2. Specify what your site is for.

What is the purpose of your site? Is it to educate people about your nonprofit? Is it to share thought-leadership content? By having a clear objective, or a small set of objectives, you can structure your site to make that action easier to accomplish.

3. Make it frictionless. 

One of the best, most straightforward books about user-experience and websites is the book Don’t Make Me Think by Steve Krug. The book came out during the birth of the internet and many of the principles featured in the book still hold true today. Krug talks about how the web should be straightforward. People don’t want to spend time trying to figure out the next action. It needs to be crystal clear and friction-free. On the web, we must make it as easy as possible for the user to take action—fewer clicks and form fields mean less friction and higher conversions.

4. Stick to what the user knows.

In the same spirit of making your site frictionless, your site should follow common user patterns. What do we mean by that? If we take a look around on the web, you will see that many websites are structured in the same way. The logo is in the top left corner and links back to the homepage, the menu is traditionally on the right. The labeling of menu items often follow the same terminology: home, work, about, contact. The reason for this is not because web designers are lazy or developers are using templates. It is because humans like patterns, it allows them to think less. In the physical world we’ve learned that pushing a handle down opens a door. In the digital environments, there are similar, well-established user patterns we should follow.

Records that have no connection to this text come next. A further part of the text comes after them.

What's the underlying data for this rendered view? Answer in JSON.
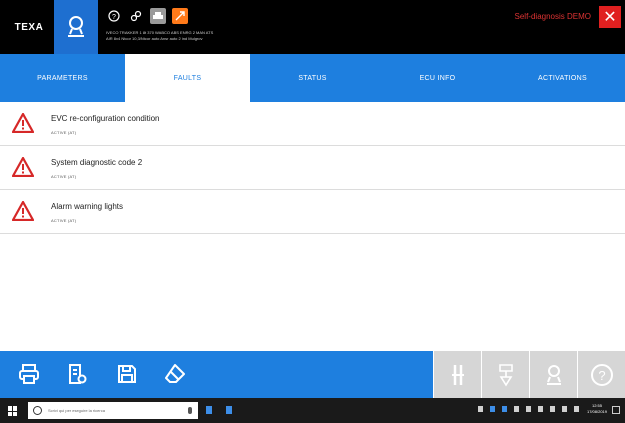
{
  "header": {
    "brand": "TEXA",
    "vehicle_info_line1": "IVECO TRAKKER 1 8t 370 WABCO ABS ENRG 2 MAN ATS",
    "vehicle_info_line2": "AIR 8x4 Ntcor 10,3/Ntcor auto Ansr auto 2 ind Mulgrov",
    "self_diagnosis": "Self-diagnosis DEMO",
    "close_glyph": "✕",
    "icons": [
      "help-icon",
      "link-icon",
      "car-icon",
      "diagnosis-icon"
    ]
  },
  "tabs": [
    {
      "label": "PARAMETERS",
      "active": false
    },
    {
      "label": "FAULTS",
      "active": true
    },
    {
      "label": "STATUS",
      "active": false
    },
    {
      "label": "ECU INFO",
      "active": false
    },
    {
      "label": "ACTIVATIONS",
      "active": false
    }
  ],
  "faults": [
    {
      "title": "EVC re-configuration condition",
      "status": "ACTIVE (AT)"
    },
    {
      "title": "System diagnostic code 2",
      "status": "ACTIVE (AT)"
    },
    {
      "title": "Alarm warning lights",
      "status": "ACTIVE (AT)"
    }
  ],
  "toolbar": {
    "left_tools": [
      "print-icon",
      "report-icon",
      "save-icon",
      "clear-icon"
    ],
    "right_tools": [
      "tools-icon",
      "ecu-icon",
      "user-icon",
      "help-icon"
    ]
  },
  "taskbar": {
    "search_placeholder": "Scrivi qui per eseguire la ricerca",
    "time": "12:55",
    "date": "17/08/2019"
  },
  "colors": {
    "accent": "#1e7fdf",
    "header": "#000000",
    "warning": "#d62828",
    "close": "#e02020"
  }
}
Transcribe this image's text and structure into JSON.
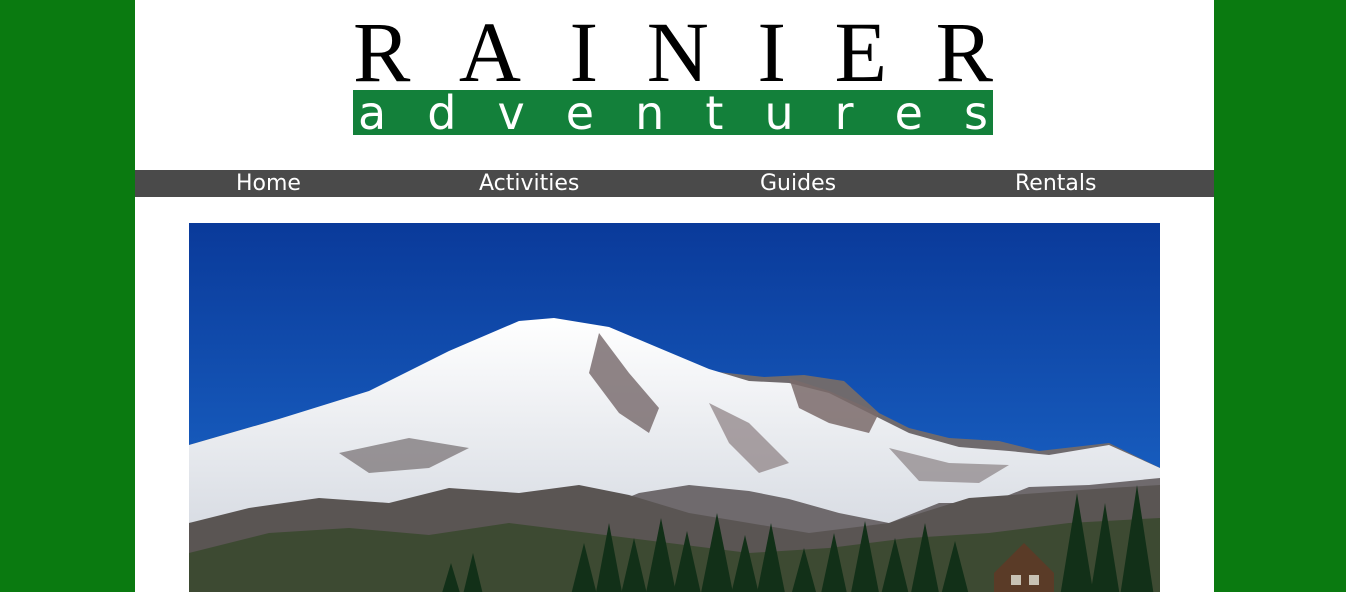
{
  "logo": {
    "top_letters": [
      "R",
      "A",
      "I",
      "N",
      "I",
      "E",
      "R"
    ],
    "bottom_letters": [
      "a",
      "d",
      "v",
      "e",
      "n",
      "t",
      "u",
      "r",
      "e",
      "s"
    ],
    "colors": {
      "top": "#000000",
      "band": "#13803a",
      "band_text": "#ffffff"
    }
  },
  "nav": {
    "items": [
      {
        "label": "Home"
      },
      {
        "label": "Activities"
      },
      {
        "label": "Guides"
      },
      {
        "label": "Rentals"
      }
    ],
    "background": "#4a4a4a"
  },
  "hero": {
    "subject": "mountain-photo"
  },
  "colors": {
    "side_background": "#0a7a10",
    "content_background": "#ffffff"
  }
}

5. Make it actionable. 

When it comes to user behavior on the web, people want to get the information and get on with their day. This is why we need to make actions clear and consistent. Ask yourself, what is the action you want the user to take on your site? Do you want them to share your content? Make a donation? Do you want them to put things into their shopping cart and follow through with a purchase? Whatever the action might be, make it easy to complete. Making a page actionable also means we should avoid creating dead-end pages. Each page should give the user a clear next step. An “About” page that talks about your company is great, but you should also give the user an action to take. Do you want them to contact you? Do you want them to learn more by reading your blog? Do you want them to fill out a form? Figure the next step out and make it happen.

6. Make it scannable.

Gone are the days of hours of reading and taking in content. We live in the “attention economy” and our content needs to adjust. People consume content differently depending on the medium, and the web is one area where people tend to scan the content rather than read it all. Because of this, your content needs to consist of bite-size information with many callouts.


Forget about the fold. Above the fold is an expression leftover from the days when newspapers came folded over, with the most important information displayed above the fold. But in the world web, there is no fold. Websites are responsive. This means they adjust and scale based on the size of the user’s screen. This means that the so-called fold will change depending on the user’s screen. Because of this, what is shown without scrolling can’t be controlled, and should not be your focus. Additionally, users love to scroll, and users don’t spend much time at the top of the page at all. Most people start scrolling before the page even loads all the way. This study shows that only 70% of users saw the content at the top of the page at all.

Of course, this isn’t an exhaustive list—there are many more ways to improve your website, but they will always lead back to the user. The user should be at the center of all design decisions and their natural behavior should line up with the structure of your site. If it doesn’t, make the needed changes and see what happens, or feel free to contact us to see how we might be able to help.